Did you know it’s National Friends of Libraries Week? While we often think of these groups as the ones who run the book sales for our public library counterparts, schools can take advantage of friends groups as well!
ALA’s United for Libraries Division has some wonderful resources for you if you’d like to explore starting one in your district or at your campus. Check out their toolkit for school specific ideas, written by Executive Director, Sally Gardner Reed:
There are many routes to take with developing a friends group–leverage existing parent organizations, use students, find a community partner who would like to support the library! Friends can help with fundraising such as bookfairs, volunteer their time helping with clerical duties, or even be advisory in nature.
One thing we know is that the school library is not the same place it was a decade ago. By bringing in members of the community to see that we haven’t been replaced by the Internet, we are educating the public about how our roles and our libraries have evolved. It does take time and a commitment on our part, however, the rewards are potentially limitless. The best of all is that by involving community stakeholders in our library program, weÂ are growing advocates–a type of collaboration we all need!
Author: Jennifer Laboon

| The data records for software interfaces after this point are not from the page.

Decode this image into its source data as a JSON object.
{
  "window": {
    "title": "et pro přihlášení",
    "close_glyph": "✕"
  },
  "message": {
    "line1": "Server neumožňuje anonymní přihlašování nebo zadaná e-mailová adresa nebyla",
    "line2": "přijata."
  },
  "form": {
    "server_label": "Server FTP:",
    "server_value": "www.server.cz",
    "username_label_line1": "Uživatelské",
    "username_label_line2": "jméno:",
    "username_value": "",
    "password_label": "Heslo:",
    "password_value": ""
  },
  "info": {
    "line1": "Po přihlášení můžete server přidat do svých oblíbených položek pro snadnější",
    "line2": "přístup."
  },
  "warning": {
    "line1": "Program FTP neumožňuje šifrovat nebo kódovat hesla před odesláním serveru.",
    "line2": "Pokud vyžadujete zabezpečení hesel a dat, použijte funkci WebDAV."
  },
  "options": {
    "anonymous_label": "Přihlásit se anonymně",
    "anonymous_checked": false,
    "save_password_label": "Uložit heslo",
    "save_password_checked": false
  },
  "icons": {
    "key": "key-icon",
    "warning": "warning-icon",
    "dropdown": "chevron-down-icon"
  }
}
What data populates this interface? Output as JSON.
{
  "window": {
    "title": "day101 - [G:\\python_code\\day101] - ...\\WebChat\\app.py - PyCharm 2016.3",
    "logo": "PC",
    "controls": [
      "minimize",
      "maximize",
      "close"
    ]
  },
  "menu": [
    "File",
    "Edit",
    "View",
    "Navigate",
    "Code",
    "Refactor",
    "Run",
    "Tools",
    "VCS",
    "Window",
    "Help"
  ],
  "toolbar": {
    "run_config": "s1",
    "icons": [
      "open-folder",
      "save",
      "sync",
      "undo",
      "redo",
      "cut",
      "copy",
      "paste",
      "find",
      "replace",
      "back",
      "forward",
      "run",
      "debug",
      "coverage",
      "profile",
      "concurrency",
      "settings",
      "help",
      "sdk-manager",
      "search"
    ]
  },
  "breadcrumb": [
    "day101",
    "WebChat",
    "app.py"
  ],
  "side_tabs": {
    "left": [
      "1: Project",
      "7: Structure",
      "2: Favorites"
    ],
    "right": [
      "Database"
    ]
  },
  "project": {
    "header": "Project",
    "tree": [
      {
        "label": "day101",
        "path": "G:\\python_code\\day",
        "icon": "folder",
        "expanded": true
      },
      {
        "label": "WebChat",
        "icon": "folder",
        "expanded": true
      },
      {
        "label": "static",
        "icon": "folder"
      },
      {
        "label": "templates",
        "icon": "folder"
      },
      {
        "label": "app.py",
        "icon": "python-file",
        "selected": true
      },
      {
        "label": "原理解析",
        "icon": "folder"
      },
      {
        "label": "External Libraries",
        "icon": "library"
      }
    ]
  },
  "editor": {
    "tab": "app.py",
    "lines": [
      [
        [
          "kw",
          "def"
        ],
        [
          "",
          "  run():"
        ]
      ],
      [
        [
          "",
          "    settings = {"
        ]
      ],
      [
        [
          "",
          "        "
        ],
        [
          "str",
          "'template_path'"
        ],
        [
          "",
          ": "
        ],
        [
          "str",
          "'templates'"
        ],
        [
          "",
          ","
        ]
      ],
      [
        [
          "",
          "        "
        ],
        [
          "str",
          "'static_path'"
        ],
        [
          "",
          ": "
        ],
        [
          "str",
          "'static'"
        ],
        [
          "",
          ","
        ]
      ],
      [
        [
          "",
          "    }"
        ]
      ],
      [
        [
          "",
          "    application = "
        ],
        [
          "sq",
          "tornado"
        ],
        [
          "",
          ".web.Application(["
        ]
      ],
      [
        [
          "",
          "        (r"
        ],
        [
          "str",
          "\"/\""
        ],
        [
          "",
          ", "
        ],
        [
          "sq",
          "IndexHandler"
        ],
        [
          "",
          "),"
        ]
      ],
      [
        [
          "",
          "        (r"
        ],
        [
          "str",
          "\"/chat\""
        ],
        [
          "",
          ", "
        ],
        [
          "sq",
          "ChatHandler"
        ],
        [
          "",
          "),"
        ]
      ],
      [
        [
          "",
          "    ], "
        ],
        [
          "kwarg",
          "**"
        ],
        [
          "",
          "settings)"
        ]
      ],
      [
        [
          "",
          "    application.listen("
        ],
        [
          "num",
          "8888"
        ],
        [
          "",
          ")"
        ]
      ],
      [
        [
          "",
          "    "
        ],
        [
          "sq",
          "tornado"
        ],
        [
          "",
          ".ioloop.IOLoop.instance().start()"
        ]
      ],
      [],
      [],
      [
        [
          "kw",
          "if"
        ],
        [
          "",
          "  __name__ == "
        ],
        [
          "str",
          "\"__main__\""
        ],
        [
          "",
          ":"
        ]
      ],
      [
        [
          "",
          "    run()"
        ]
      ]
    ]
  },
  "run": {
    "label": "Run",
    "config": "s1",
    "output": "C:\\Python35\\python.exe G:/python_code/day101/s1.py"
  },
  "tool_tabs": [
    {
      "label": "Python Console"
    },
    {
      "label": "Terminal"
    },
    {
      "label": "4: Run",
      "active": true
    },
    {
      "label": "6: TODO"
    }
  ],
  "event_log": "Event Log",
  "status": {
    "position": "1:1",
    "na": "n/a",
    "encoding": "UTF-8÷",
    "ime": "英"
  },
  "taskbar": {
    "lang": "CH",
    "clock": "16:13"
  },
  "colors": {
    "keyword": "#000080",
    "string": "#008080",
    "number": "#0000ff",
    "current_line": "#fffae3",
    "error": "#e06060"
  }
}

Jennifer LaBoon is the Coordinator of Library Technology in Fort Worth ISD. She serves on the AASL Blog Committee, on the Executive Board of the Texas Library Association, volunteers with a local children’s musical theater group, and is an avid TCU fan.
Categories: Community/Teacher Collaboration